Predictably, the media are giving heavy coverage to the "Nimrod Review" into the wider issues surrounding the loss of Nimrod XV230 in Afghanistan on 2 September 2006, commissioned by former defence secretary Des Browne on 13 December 2007, and delivered yesterday by Charles Haddon-Cave QC.
The piece by Michael Evans, in The Times is, for instance, headed: "Nimrod report is most devastating in living memory". It reports that the accident occurred because of years of complacency, safety reviews that were riddled with errors and a general lack of care towards the personnel who had to fly the aircraft in a dangerous environment.
What Evans does not say – and neither, it seems do many other journalists – is that the report is 587 pages long, packed with detail by a man who is an aviation specialist, a fact that is very apparent in the depth and breadth of the findings.
Given the necessary speed with which the media must work, and the fact that Haddon-Cave did not release his report until after the press conference, this means that none of the journalists who filed their stories for the main news organisations – all of which were up in the early afternoon and evening – can have read the report.
If you rely on the media accounts, therefore, you will - at best - be misled.
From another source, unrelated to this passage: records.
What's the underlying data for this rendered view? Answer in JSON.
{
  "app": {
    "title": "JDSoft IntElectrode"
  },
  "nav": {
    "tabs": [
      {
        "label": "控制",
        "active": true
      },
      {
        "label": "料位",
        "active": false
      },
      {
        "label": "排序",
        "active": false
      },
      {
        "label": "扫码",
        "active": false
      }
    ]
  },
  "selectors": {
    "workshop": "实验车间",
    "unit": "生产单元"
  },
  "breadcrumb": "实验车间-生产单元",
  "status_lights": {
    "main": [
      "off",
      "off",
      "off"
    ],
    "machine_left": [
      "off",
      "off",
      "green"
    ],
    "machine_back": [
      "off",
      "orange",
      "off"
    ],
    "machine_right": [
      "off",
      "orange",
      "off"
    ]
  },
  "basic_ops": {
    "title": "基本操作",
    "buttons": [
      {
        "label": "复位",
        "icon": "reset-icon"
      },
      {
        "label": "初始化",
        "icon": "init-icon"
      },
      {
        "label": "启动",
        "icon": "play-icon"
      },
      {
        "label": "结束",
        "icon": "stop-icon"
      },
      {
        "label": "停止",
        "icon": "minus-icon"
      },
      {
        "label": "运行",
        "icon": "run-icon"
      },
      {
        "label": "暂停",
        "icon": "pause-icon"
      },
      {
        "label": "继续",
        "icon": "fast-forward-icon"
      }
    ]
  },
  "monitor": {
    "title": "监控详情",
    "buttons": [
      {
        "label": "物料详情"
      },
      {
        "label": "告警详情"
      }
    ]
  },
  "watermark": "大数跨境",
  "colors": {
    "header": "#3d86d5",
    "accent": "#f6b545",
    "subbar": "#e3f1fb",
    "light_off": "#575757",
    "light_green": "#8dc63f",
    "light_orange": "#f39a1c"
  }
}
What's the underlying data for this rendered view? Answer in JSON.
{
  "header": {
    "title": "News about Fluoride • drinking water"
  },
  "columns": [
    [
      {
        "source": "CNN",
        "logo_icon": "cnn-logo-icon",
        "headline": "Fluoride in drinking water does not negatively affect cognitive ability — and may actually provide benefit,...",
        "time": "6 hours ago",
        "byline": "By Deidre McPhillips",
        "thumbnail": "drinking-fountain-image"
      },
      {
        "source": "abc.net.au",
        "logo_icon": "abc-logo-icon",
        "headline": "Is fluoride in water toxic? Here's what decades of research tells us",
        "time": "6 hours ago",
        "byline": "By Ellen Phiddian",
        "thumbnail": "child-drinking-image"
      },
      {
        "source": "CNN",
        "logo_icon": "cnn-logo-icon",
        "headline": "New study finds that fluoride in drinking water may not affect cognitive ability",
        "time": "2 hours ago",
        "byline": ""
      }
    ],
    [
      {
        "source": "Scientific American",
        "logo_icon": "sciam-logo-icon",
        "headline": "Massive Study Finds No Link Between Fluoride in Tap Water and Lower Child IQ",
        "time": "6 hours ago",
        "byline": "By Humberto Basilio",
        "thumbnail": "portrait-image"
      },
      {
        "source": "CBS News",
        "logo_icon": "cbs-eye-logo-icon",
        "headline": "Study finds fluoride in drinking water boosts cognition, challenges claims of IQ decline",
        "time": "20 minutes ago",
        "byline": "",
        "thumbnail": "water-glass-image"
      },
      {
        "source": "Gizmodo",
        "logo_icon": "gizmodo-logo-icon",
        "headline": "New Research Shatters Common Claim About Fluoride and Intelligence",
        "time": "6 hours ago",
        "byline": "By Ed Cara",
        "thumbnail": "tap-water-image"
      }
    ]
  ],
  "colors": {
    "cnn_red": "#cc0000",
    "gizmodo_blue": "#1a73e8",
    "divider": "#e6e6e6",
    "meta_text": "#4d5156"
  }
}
You will certainly be ill-informed. Read more on Defence of the Realm.